■ DATA SHOWN:

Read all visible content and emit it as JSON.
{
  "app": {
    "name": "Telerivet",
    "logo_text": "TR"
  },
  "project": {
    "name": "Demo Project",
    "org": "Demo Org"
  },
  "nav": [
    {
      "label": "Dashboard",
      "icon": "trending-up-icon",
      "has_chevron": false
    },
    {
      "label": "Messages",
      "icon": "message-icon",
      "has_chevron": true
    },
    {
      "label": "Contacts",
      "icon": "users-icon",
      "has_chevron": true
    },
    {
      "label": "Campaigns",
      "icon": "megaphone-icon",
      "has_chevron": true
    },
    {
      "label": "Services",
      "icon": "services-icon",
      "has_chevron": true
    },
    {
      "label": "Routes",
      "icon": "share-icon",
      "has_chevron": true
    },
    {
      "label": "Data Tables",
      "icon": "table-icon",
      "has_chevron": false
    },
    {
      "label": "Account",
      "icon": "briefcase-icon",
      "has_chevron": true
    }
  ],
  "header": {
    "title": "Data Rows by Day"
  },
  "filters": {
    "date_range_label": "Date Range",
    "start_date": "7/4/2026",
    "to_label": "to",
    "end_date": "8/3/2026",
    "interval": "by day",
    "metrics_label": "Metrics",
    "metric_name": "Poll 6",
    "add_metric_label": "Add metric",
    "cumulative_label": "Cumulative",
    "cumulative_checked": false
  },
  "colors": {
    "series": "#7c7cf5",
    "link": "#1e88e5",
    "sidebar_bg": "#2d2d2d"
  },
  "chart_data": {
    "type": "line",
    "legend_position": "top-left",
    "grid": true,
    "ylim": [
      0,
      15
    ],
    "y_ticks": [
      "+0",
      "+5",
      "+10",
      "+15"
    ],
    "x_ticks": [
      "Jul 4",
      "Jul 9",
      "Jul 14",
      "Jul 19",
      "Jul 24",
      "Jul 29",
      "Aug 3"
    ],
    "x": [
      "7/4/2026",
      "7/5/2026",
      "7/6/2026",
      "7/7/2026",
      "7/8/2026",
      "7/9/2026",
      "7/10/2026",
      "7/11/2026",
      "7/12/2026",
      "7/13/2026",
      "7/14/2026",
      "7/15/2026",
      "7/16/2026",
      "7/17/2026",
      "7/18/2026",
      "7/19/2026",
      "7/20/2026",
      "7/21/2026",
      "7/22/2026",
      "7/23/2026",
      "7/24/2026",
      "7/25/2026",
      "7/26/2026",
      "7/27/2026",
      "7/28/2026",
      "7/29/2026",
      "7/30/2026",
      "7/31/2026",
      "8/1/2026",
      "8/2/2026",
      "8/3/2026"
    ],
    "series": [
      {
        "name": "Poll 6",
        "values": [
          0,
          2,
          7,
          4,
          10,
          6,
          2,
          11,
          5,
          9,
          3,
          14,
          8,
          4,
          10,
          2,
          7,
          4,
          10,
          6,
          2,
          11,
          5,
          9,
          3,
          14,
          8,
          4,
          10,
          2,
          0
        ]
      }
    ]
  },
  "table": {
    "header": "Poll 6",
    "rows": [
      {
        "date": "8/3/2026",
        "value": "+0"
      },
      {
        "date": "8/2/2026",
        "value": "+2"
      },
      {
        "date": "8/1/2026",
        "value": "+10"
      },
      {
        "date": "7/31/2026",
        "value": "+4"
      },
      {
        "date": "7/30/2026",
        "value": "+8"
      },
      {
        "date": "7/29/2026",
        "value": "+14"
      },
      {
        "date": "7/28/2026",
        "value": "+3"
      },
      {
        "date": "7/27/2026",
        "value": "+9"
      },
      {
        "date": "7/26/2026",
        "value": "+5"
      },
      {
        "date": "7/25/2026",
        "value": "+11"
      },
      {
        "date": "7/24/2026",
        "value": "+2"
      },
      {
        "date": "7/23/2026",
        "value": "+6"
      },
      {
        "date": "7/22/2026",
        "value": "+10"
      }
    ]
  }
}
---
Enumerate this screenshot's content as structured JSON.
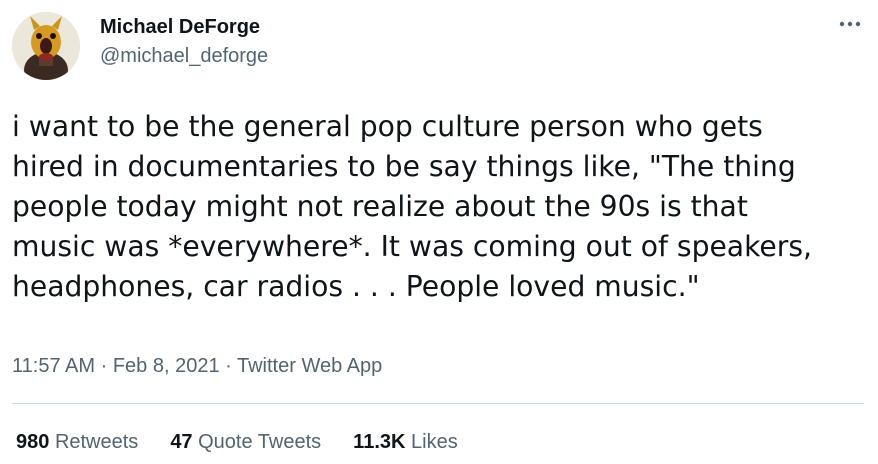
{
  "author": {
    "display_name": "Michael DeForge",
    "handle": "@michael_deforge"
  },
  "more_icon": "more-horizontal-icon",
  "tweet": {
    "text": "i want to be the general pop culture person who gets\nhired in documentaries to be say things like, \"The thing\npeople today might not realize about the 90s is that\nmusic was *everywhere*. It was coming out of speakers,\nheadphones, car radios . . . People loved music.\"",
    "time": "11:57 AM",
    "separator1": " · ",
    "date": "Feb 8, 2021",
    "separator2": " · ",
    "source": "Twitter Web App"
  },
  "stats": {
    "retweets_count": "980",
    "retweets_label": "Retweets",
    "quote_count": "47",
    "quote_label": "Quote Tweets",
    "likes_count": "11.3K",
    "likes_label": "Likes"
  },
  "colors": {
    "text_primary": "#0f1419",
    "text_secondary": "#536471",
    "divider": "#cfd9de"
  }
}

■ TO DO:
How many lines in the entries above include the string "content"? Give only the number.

■ WORKED SOLUTION:
2